Published in 1/2023 - Movement


Editorial 1/2023: Motion Detector

Kristo Vesikansa

In issue 7/1911 Arkitekten described in detail the multi-level traffic arrangements of the Grand Central Terminal then under construction in New York. Placing the tracks underground also opened unprecedented opportunities for the development of the railway yard area. A few years later, solutions of a similar type also appeared in the plans of Finnish architects.

The first issue of the predecessor to the Finnish Architectural Review, the Swedish-language Arkitekten, first saw the light of day in April 1903. Our journal has thus followed the movements and trends in architecture for already 120 years, making it one of the world’s oldest still-published architecture journals. Although social conditions, construction technology, design methods and stylistic trends have since then undergone major upheavals, the goals defined by the editors in the first issue are still easy to subscribe to today:

Arkitekten strives, to the extent that space allows, to deal with the architectural events of the day, to describe and illustrate important new buildings in the country, to refer to significant statements in foreign professional journals, and to conscientiously follow the newly begun work to know better our old churches and castles… But Arkitekten equally addresses the general public, which in recent years on a daily basis has shown an increased interest in related questions, and here the journal bears perhaps its greatest responsibility: to educate the public through objective criticism of completed works and projects and thought-provoking articles in order to help them understand what is valuable in the architects’ art.

The journal was founded at a time of transition in Finnish architecture: National Romanticism had just established its position, but the older generation was still working on the principles of historicism, while the youngest architects were looking towards the rationalism that was already on the horizon. As we can see from the above quote, protecting the Finnish architectural heritage played a central role from the very beginning. At the turn of the 20th century, the focus was on Finland’s few medieval buildings, while today we work more and more with the large volumes built since the Second World War.

The journal’s format, created 120 years ago, has proven to be amazingly long-lived and adaptable in various situations. At the same time, the burning questions of each era have left their mark on the issues of the journal: at the turn of the 1920s and 1930s functionalism and its new ideals, in the 1940s post-war reconstruction, in the 1960s industrialised building, and in the 1980s postmodernism with its theoretical reflections.

At the present time, the most visible driver of change in architecture is the global sustainability crisis.

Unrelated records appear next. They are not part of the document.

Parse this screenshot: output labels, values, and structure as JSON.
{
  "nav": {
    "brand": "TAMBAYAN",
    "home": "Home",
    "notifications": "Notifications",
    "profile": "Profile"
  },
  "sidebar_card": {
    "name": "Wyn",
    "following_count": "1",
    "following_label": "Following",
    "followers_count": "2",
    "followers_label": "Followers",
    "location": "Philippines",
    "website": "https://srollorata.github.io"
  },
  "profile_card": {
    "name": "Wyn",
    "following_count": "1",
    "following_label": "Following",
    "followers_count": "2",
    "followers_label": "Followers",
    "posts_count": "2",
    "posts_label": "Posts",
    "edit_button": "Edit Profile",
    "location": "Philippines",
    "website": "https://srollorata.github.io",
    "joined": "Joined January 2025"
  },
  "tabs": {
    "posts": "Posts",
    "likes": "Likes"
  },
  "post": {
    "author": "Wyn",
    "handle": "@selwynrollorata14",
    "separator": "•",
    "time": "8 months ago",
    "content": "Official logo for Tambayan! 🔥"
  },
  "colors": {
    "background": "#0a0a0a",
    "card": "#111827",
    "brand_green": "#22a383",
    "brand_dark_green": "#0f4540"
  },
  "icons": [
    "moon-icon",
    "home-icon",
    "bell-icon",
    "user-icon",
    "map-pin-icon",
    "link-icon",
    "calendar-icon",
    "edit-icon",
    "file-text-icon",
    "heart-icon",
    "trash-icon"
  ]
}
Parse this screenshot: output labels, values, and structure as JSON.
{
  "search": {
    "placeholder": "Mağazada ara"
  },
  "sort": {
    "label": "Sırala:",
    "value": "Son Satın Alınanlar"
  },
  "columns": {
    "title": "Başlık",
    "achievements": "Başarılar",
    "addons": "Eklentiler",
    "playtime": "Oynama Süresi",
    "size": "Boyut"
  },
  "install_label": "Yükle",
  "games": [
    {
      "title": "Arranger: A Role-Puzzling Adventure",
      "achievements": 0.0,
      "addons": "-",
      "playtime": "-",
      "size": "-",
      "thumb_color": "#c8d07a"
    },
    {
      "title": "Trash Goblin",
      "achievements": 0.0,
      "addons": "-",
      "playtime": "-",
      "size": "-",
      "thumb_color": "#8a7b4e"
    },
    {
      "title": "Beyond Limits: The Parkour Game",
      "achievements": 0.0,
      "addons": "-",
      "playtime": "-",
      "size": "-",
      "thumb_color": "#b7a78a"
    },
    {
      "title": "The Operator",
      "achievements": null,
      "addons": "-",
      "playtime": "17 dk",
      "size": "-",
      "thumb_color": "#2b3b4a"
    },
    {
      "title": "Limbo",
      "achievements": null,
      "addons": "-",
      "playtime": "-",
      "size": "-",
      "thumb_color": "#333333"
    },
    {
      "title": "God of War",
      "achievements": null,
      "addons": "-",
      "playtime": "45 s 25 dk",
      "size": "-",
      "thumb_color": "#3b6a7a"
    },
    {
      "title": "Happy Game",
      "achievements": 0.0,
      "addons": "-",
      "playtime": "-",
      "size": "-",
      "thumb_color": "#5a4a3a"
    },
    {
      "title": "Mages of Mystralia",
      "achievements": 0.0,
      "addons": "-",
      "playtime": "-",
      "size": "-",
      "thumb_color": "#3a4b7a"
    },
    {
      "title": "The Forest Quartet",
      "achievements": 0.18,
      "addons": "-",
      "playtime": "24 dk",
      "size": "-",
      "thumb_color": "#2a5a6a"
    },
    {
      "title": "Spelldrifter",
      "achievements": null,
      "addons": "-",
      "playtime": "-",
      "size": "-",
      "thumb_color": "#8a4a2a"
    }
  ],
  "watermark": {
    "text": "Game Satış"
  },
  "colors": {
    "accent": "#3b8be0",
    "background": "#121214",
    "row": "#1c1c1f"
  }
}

At the present time, the most visible driver of change in architecture is the global sustainability crisis. In the pursuit of carbon neutrality, besides construction and energy production, it is traffic, responsible for more than one fifth of Finland’s greenhouse emissions, that plays a key role. Investments of billions of euros are being planned for rail projects, from light rail to high-speed lines extending to Central Europe. These have significant effects on the development of urban areas, as can be seen from our review of current light rail projects. The densification of cities in the vicinity of rail traffic inevitably leads to conflicts between the goals of housing production, cultural-historical values and the wishes of the residents. In their article, Matti Jänkälä and Ella Kaira consider the potential for urban grass-roots movements to influence such reform projects.

High expectations have also been placed on new mobility technologies, such as self-driving cars, vactrains, and Mobility-as-a-Service concepts. Otto-Wille Koste and Janne Olin remind us that seemingly innovative systems can, however, turn against the original objectives by undermining the operating conditions of the existing forms of sustainable mobility.

The projects presented in this issue of the Finnish Architectural Review describe different forms of mobility architecture. Länsimetro, the second phase of which was completed at the end of last year, has been one of the largest construction projects in Finland this century. Sustainable mobility also requires large investments in cycling and pedestrian routes. The Logomo bridge in Turku has received a great deal of attention mainly due to delays and cost overruns, but it is also an ambitious piece of infrastructure. The construction stages of Helsinki-Vantaa Airport have been featured in the Finnish Architectural Review many times since the 1960s. The latest expansion, presented in this issue, serves as both the entrance and exit of the entire complex, as well as a hub for various modes of transportation. The huge logistics centres that have become an integral part of today’ landscape rarely exceed the publication threshold of architecture journals, but Finnish Design Shop’s headquarters and logistics centre in Turku shows that this type of building also allows for high-quality architecture.

To reduce the environmental impact, the Finnish Architectural Review will from now on be printed on slightly thinner paper. We believe, however, that we will still be able to convey to readers the most valuable aspects of the featured projects. ↙

Read the Movement issue →